What to work on
Would you return the entries below word for word?

Provided records
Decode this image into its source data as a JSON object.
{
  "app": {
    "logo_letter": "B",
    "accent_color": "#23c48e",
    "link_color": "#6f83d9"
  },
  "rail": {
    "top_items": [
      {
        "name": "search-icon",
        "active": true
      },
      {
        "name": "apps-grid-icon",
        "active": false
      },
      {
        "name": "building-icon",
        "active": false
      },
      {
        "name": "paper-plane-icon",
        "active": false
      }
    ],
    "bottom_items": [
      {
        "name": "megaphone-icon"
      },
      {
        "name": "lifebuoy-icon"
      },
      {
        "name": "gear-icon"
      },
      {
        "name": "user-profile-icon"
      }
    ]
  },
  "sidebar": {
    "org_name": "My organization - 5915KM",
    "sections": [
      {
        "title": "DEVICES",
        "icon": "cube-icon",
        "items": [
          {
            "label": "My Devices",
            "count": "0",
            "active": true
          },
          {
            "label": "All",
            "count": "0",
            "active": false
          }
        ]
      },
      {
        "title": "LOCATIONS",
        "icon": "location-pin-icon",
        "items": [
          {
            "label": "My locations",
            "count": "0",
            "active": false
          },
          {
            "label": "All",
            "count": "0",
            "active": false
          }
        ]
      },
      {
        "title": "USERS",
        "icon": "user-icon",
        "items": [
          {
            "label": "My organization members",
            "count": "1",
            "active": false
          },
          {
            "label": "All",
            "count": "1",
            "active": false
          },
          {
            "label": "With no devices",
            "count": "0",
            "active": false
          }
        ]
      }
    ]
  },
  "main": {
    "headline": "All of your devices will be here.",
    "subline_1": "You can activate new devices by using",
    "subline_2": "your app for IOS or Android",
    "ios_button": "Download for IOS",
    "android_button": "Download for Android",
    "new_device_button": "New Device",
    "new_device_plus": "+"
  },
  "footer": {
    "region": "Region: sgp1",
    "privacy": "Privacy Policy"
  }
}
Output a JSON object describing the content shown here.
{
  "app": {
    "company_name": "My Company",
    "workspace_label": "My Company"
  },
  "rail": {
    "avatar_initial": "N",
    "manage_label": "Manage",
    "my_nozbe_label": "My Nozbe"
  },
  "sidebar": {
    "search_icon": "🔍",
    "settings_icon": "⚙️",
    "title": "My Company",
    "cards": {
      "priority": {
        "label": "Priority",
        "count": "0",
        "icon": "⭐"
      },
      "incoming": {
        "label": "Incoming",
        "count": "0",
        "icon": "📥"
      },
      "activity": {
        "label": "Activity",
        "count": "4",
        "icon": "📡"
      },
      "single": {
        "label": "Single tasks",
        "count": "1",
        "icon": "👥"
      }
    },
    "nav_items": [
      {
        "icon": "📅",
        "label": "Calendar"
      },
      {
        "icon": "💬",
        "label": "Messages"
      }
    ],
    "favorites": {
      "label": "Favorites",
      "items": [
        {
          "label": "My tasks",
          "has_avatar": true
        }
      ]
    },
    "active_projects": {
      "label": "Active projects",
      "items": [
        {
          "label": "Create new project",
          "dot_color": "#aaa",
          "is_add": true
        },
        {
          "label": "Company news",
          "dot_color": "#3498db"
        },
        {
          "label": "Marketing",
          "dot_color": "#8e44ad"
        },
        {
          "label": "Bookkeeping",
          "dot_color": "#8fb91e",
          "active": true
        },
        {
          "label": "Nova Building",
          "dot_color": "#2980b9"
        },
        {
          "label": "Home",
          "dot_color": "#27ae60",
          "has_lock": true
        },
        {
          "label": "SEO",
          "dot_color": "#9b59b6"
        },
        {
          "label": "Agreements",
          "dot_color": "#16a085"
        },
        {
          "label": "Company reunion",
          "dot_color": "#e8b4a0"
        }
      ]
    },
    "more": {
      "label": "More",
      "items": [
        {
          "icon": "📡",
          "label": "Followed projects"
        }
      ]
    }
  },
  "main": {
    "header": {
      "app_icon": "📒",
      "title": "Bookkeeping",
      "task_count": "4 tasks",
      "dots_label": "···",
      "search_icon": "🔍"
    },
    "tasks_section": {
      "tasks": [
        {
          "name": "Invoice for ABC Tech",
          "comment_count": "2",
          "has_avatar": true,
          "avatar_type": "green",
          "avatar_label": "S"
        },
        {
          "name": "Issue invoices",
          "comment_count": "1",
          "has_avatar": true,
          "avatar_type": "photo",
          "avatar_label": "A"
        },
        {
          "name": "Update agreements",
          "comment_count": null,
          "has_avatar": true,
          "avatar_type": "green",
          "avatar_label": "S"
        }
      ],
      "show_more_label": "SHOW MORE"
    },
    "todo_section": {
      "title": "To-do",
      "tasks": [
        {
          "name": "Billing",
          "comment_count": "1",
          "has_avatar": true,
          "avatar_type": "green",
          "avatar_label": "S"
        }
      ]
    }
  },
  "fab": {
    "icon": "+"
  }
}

Written solution
Decode this image into its source data as a JSON object.
{
  "app": {
    "logo_letter": "B",
    "accent_color": "#23c48e",
    "link_color": "#6f83d9"
  },
  "rail": {
    "top_items": [
      {
        "name": "search-icon",
        "active": true
      },
      {
        "name": "apps-grid-icon",
        "active": false
      },
      {
        "name": "building-icon",
        "active": false
      },
      {
        "name": "paper-plane-icon",
        "active": false
      }
    ],
    "bottom_items": [
      {
        "name": "megaphone-icon"
      },
      {
        "name": "lifebuoy-icon"
      },
      {
        "name": "gear-icon"
      },
      {
        "name": "user-profile-icon"
      }
    ]
  },
  "sidebar": {
    "org_name": "My organization - 5915KM",
    "sections": [
      {
        "title": "DEVICES",
        "icon": "cube-icon",
        "items": [
          {
            "label": "My Devices",
            "count": "0",
            "active": true
          },
          {
            "label": "All",
            "count": "0",
            "active": false
          }
        ]
      },
      {
        "title": "LOCATIONS",
        "icon": "location-pin-icon",
        "items": [
          {
            "label": "My locations",
            "count": "0",
            "active": false
          },
          {
            "label": "All",
            "count": "0",
            "active": false
          }
        ]
      },
      {
        "title": "USERS",
        "icon": "user-icon",
        "items": [
          {
            "label": "My organization members",
            "count": "1",
            "active": false
          },
          {
            "label": "All",
            "count": "1",
            "active": false
          },
          {
            "label": "With no devices",
            "count": "0",
            "active": false
          }
        ]
      }
    ]
  },
  "main": {
    "headline": "All of your devices will be here.",
    "subline_1": "You can activate new devices by using",
    "subline_2": "your app for IOS or Android",
    "ios_button": "Download for IOS",
    "android_button": "Download for Android",
    "new_device_button": "New Device",
    "new_device_plus": "+"
  },
  "footer": {
    "region": "Region: sgp1",
    "privacy": "Privacy Policy"
  }
}
Output a JSON object describing the content shown here.
{
  "app": {
    "company_name": "My Company",
    "workspace_label": "My Company"
  },
  "rail": {
    "avatar_initial": "N",
    "manage_label": "Manage",
    "my_nozbe_label": "My Nozbe"
  },
  "sidebar": {
    "search_icon": "🔍",
    "settings_icon": "⚙️",
    "title": "My Company",
    "cards": {
      "priority": {
        "label": "Priority",
        "count": "0",
        "icon": "⭐"
      },
      "incoming": {
        "label": "Incoming",
        "count": "0",
        "icon": "📥"
      },
      "activity": {
        "label": "Activity",
        "count": "4",
        "icon": "📡"
      },
      "single": {
        "label": "Single tasks",
        "count": "1",
        "icon": "👥"
      }
    },
    "nav_items": [
      {
        "icon": "📅",
        "label": "Calendar"
      },
      {
        "icon": "💬",
        "label": "Messages"
      }
    ],
    "favorites": {
      "label": "Favorites",
      "items": [
        {
          "label": "My tasks",
          "has_avatar": true
        }
      ]
    },
    "active_projects": {
      "label": "Active projects",
      "items": [
        {
          "label": "Create new project",
          "dot_color": "#aaa",
          "is_add": true
        },
        {
          "label": "Company news",
          "dot_color": "#3498db"
        },
        {
          "label": "Marketing",
          "dot_color": "#8e44ad"
        },
        {
          "label": "Bookkeeping",
          "dot_color": "#8fb91e",
          "active": true
        },
        {
          "label": "Nova Building",
          "dot_color": "#2980b9"
        },
        {
          "label": "Home",
          "dot_color": "#27ae60",
          "has_lock": true
        },
        {
          "label": "SEO",
          "dot_color": "#9b59b6"
        },
        {
          "label": "Agreements",
          "dot_color": "#16a085"
        },
        {
          "label": "Company reunion",
          "dot_color": "#e8b4a0"
        }
      ]
    },
    "more": {
      "label": "More",
      "items": [
        {
          "icon": "📡",
          "label": "Followed projects"
        }
      ]
    }
  },
  "main": {
    "header": {
      "app_icon": "📒",
      "title": "Bookkeeping",
      "task_count": "4 tasks",
      "dots_label": "···",
      "search_icon": "🔍"
    },
    "tasks_section": {
      "tasks": [
        {
          "name": "Invoice for ABC Tech",
          "comment_count": "2",
          "has_avatar": true,
          "avatar_type": "green",
          "avatar_label": "S"
        },
        {
          "name": "Issue invoices",
          "comment_count": "1",
          "has_avatar": true,
          "avatar_type": "photo",
          "avatar_label": "A"
        },
        {
          "name": "Update agreements",
          "comment_count": null,
          "has_avatar": true,
          "avatar_type": "green",
          "avatar_label": "S"
        }
      ],
      "show_more_label": "SHOW MORE"
    },
    "todo_section": {
      "title": "To-do",
      "tasks": [
        {
          "name": "Billing",
          "comment_count": "1",
          "has_avatar": true,
          "avatar_type": "green",
          "avatar_label": "S"
        }
      ]
    }
  },
  "fab": {
    "icon": "+"
  }
}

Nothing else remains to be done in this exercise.